*Dataset*
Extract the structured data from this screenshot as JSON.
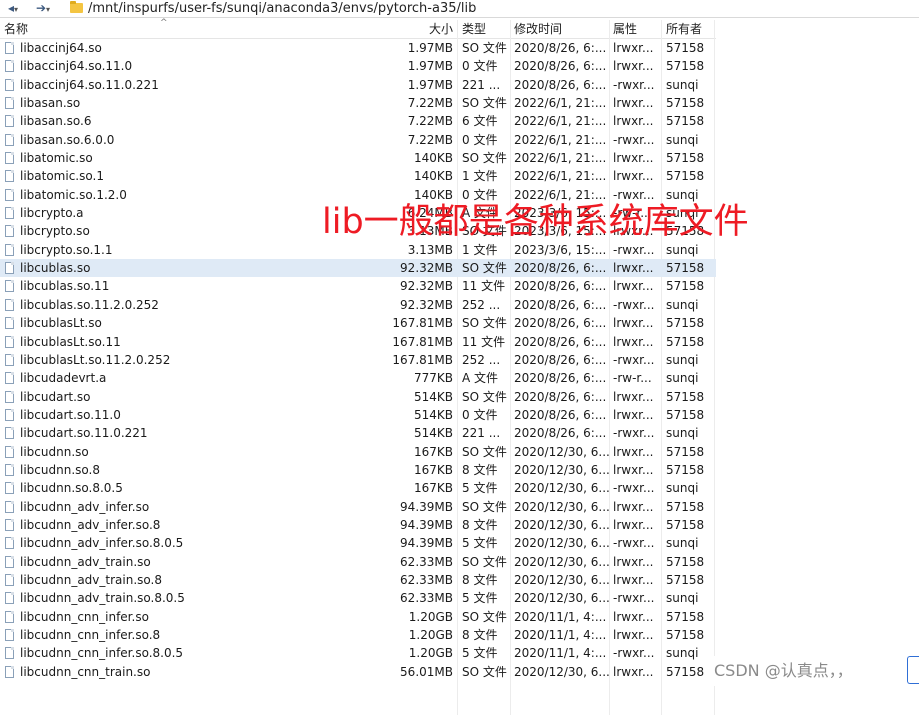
{
  "toolbar": {
    "back_glyph": "◂",
    "forward_glyph": "➔",
    "path": "/mnt/inspurfs/user-fs/sunqi/anaconda3/envs/pytorch-a35/lib"
  },
  "columns": {
    "name": "名称",
    "size": "大小",
    "type": "类型",
    "modified": "修改时间",
    "attributes": "属性",
    "owner": "所有者"
  },
  "files": [
    {
      "name": "libaccinj64.so",
      "size": "1.97MB",
      "type": "SO 文件",
      "modified": "2020/8/26, 6:...",
      "attr": "lrwxr...",
      "owner": "57158"
    },
    {
      "name": "libaccinj64.so.11.0",
      "size": "1.97MB",
      "type": "0 文件",
      "modified": "2020/8/26, 6:...",
      "attr": "lrwxr...",
      "owner": "57158"
    },
    {
      "name": "libaccinj64.so.11.0.221",
      "size": "1.97MB",
      "type": "221 ...",
      "modified": "2020/8/26, 6:...",
      "attr": "-rwxr...",
      "owner": "sunqi"
    },
    {
      "name": "libasan.so",
      "size": "7.22MB",
      "type": "SO 文件",
      "modified": "2022/6/1, 21:...",
      "attr": "lrwxr...",
      "owner": "57158"
    },
    {
      "name": "libasan.so.6",
      "size": "7.22MB",
      "type": "6 文件",
      "modified": "2022/6/1, 21:...",
      "attr": "lrwxr...",
      "owner": "57158"
    },
    {
      "name": "libasan.so.6.0.0",
      "size": "7.22MB",
      "type": "0 文件",
      "modified": "2022/6/1, 21:...",
      "attr": "-rwxr...",
      "owner": "sunqi"
    },
    {
      "name": "libatomic.so",
      "size": "140KB",
      "type": "SO 文件",
      "modified": "2022/6/1, 21:...",
      "attr": "lrwxr...",
      "owner": "57158"
    },
    {
      "name": "libatomic.so.1",
      "size": "140KB",
      "type": "1 文件",
      "modified": "2022/6/1, 21:...",
      "attr": "lrwxr...",
      "owner": "57158"
    },
    {
      "name": "libatomic.so.1.2.0",
      "size": "140KB",
      "type": "0 文件",
      "modified": "2022/6/1, 21:...",
      "attr": "-rwxr...",
      "owner": "sunqi"
    },
    {
      "name": "libcrypto.a",
      "size": "6.24MB",
      "type": "A 文件",
      "modified": "2023/3/6, 15:...",
      "attr": "-rw-r...",
      "owner": "sunqi"
    },
    {
      "name": "libcrypto.so",
      "size": "3.13MB",
      "type": "SO 文件",
      "modified": "2023/3/6, 15:...",
      "attr": "lrwxr...",
      "owner": "57158"
    },
    {
      "name": "libcrypto.so.1.1",
      "size": "3.13MB",
      "type": "1 文件",
      "modified": "2023/3/6, 15:...",
      "attr": "-rwxr...",
      "owner": "sunqi"
    },
    {
      "name": "libcublas.so",
      "size": "92.32MB",
      "type": "SO 文件",
      "modified": "2020/8/26, 6:...",
      "attr": "lrwxr...",
      "owner": "57158",
      "selected": true
    },
    {
      "name": "libcublas.so.11",
      "size": "92.32MB",
      "type": "11 文件",
      "modified": "2020/8/26, 6:...",
      "attr": "lrwxr...",
      "owner": "57158"
    },
    {
      "name": "libcublas.so.11.2.0.252",
      "size": "92.32MB",
      "type": "252 ...",
      "modified": "2020/8/26, 6:...",
      "attr": "-rwxr...",
      "owner": "sunqi"
    },
    {
      "name": "libcublasLt.so",
      "size": "167.81MB",
      "type": "SO 文件",
      "modified": "2020/8/26, 6:...",
      "attr": "lrwxr...",
      "owner": "57158"
    },
    {
      "name": "libcublasLt.so.11",
      "size": "167.81MB",
      "type": "11 文件",
      "modified": "2020/8/26, 6:...",
      "attr": "lrwxr...",
      "owner": "57158"
    },
    {
      "name": "libcublasLt.so.11.2.0.252",
      "size": "167.81MB",
      "type": "252 ...",
      "modified": "2020/8/26, 6:...",
      "attr": "-rwxr...",
      "owner": "sunqi"
    },
    {
      "name": "libcudadevrt.a",
      "size": "777KB",
      "type": "A 文件",
      "modified": "2020/8/26, 6:...",
      "attr": "-rw-r...",
      "owner": "sunqi"
    },
    {
      "name": "libcudart.so",
      "size": "514KB",
      "type": "SO 文件",
      "modified": "2020/8/26, 6:...",
      "attr": "lrwxr...",
      "owner": "57158"
    },
    {
      "name": "libcudart.so.11.0",
      "size": "514KB",
      "type": "0 文件",
      "modified": "2020/8/26, 6:...",
      "attr": "lrwxr...",
      "owner": "57158"
    },
    {
      "name": "libcudart.so.11.0.221",
      "size": "514KB",
      "type": "221 ...",
      "modified": "2020/8/26, 6:...",
      "attr": "-rwxr...",
      "owner": "sunqi"
    },
    {
      "name": "libcudnn.so",
      "size": "167KB",
      "type": "SO 文件",
      "modified": "2020/12/30, 6...",
      "attr": "lrwxr...",
      "owner": "57158"
    },
    {
      "name": "libcudnn.so.8",
      "size": "167KB",
      "type": "8 文件",
      "modified": "2020/12/30, 6...",
      "attr": "lrwxr...",
      "owner": "57158"
    },
    {
      "name": "libcudnn.so.8.0.5",
      "size": "167KB",
      "type": "5 文件",
      "modified": "2020/12/30, 6...",
      "attr": "-rwxr...",
      "owner": "sunqi"
    },
    {
      "name": "libcudnn_adv_infer.so",
      "size": "94.39MB",
      "type": "SO 文件",
      "modified": "2020/12/30, 6...",
      "attr": "lrwxr...",
      "owner": "57158"
    },
    {
      "name": "libcudnn_adv_infer.so.8",
      "size": "94.39MB",
      "type": "8 文件",
      "modified": "2020/12/30, 6...",
      "attr": "lrwxr...",
      "owner": "57158"
    },
    {
      "name": "libcudnn_adv_infer.so.8.0.5",
      "size": "94.39MB",
      "type": "5 文件",
      "modified": "2020/12/30, 6...",
      "attr": "-rwxr...",
      "owner": "sunqi"
    },
    {
      "name": "libcudnn_adv_train.so",
      "size": "62.33MB",
      "type": "SO 文件",
      "modified": "2020/12/30, 6...",
      "attr": "lrwxr...",
      "owner": "57158"
    },
    {
      "name": "libcudnn_adv_train.so.8",
      "size": "62.33MB",
      "type": "8 文件",
      "modified": "2020/12/30, 6...",
      "attr": "lrwxr...",
      "owner": "57158"
    },
    {
      "name": "libcudnn_adv_train.so.8.0.5",
      "size": "62.33MB",
      "type": "5 文件",
      "modified": "2020/12/30, 6...",
      "attr": "-rwxr...",
      "owner": "sunqi"
    },
    {
      "name": "libcudnn_cnn_infer.so",
      "size": "1.20GB",
      "type": "SO 文件",
      "modified": "2020/11/1, 4:...",
      "attr": "lrwxr...",
      "owner": "57158"
    },
    {
      "name": "libcudnn_cnn_infer.so.8",
      "size": "1.20GB",
      "type": "8 文件",
      "modified": "2020/11/1, 4:...",
      "attr": "lrwxr...",
      "owner": "57158"
    },
    {
      "name": "libcudnn_cnn_infer.so.8.0.5",
      "size": "1.20GB",
      "type": "5 文件",
      "modified": "2020/11/1, 4:...",
      "attr": "-rwxr...",
      "owner": "sunqi"
    },
    {
      "name": "libcudnn_cnn_train.so",
      "size": "56.01MB",
      "type": "SO 文件",
      "modified": "2020/12/30, 6...",
      "attr": "lrwxr...",
      "owner": "57158"
    }
  ],
  "annotation": {
    "text": "lib一般都是各种系统库文件",
    "color": "#ee1b24"
  },
  "watermark": "CSDN @认真点，，"
}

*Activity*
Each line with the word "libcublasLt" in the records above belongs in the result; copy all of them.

*Answer for the task*
      "name": "libcublasLt.so",
      "name": "libcublasLt.so.11",
      "name": "libcublasLt.so.11.2.0.252",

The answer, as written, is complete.